═════ DATASET EXTRACT

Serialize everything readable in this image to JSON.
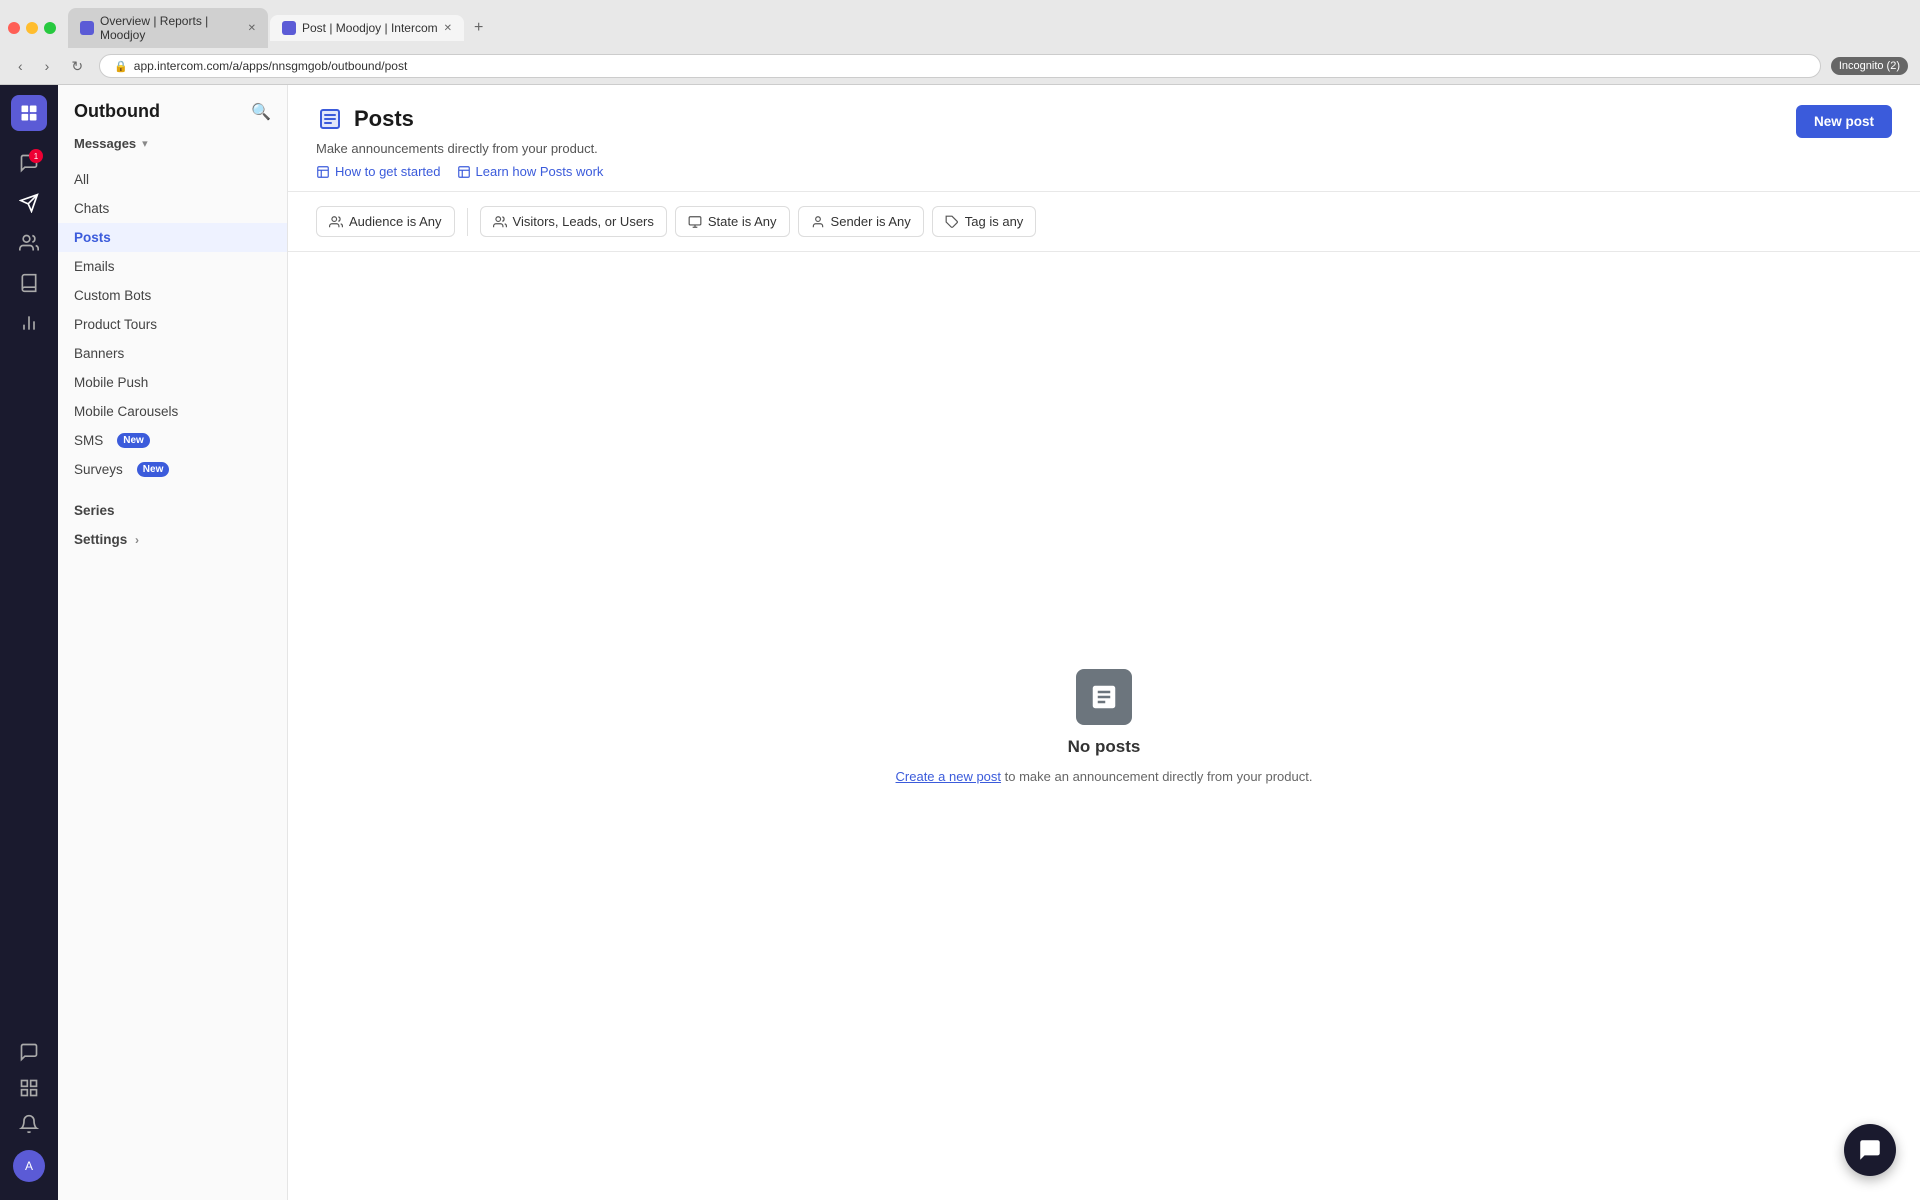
{
  "browser": {
    "tabs": [
      {
        "id": "tab1",
        "label": "Overview | Reports | Moodjoy",
        "active": false
      },
      {
        "id": "tab2",
        "label": "Post | Moodjoy | Intercom",
        "active": true
      }
    ],
    "url": "app.intercom.com/a/apps/nnsgmgob/outbound/post",
    "incognito_label": "Incognito (2)"
  },
  "sidebar": {
    "title": "Outbound",
    "messages_label": "Messages",
    "nav_items": [
      {
        "id": "all",
        "label": "All",
        "active": false
      },
      {
        "id": "chats",
        "label": "Chats",
        "active": false
      },
      {
        "id": "posts",
        "label": "Posts",
        "active": true
      },
      {
        "id": "emails",
        "label": "Emails",
        "active": false
      },
      {
        "id": "custom-bots",
        "label": "Custom Bots",
        "active": false
      },
      {
        "id": "product-tours",
        "label": "Product Tours",
        "active": false
      },
      {
        "id": "banners",
        "label": "Banners",
        "active": false
      },
      {
        "id": "mobile-push",
        "label": "Mobile Push",
        "active": false
      },
      {
        "id": "mobile-carousels",
        "label": "Mobile Carousels",
        "active": false
      },
      {
        "id": "sms",
        "label": "SMS",
        "badge": "New",
        "active": false
      },
      {
        "id": "surveys",
        "label": "Surveys",
        "badge": "New",
        "active": false
      }
    ],
    "series_label": "Series",
    "settings_label": "Settings"
  },
  "main": {
    "page_title": "Posts",
    "page_description": "Make announcements directly from your product.",
    "link_get_started": "How to get started",
    "link_learn": "Learn how Posts work",
    "new_post_label": "New post"
  },
  "filters": [
    {
      "id": "audience",
      "icon": "audience-icon",
      "label": "Audience is Any"
    },
    {
      "id": "visitors",
      "icon": "visitors-icon",
      "label": "Visitors, Leads, or Users"
    },
    {
      "id": "state",
      "icon": "state-icon",
      "label": "State is Any"
    },
    {
      "id": "sender",
      "icon": "sender-icon",
      "label": "Sender is  Any"
    },
    {
      "id": "tag",
      "icon": "tag-icon",
      "label": "Tag is any"
    }
  ],
  "empty_state": {
    "title": "No posts",
    "description_prefix": "",
    "link_text": "Create a new post",
    "description_suffix": " to make an announcement directly from your product."
  }
}
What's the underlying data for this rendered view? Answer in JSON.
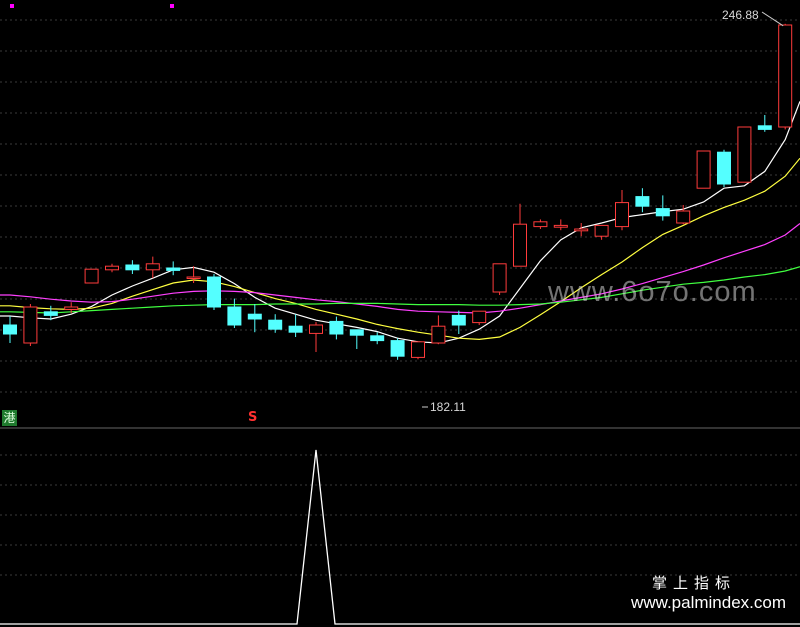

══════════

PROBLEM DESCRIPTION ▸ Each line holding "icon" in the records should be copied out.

WRITTEN ANSWER ▸
      "icon": "audience-icon",
      "icon": "visitors-icon",
      "icon": "state-icon",
      "icon": "sender-icon",
      "icon": "tag-icon",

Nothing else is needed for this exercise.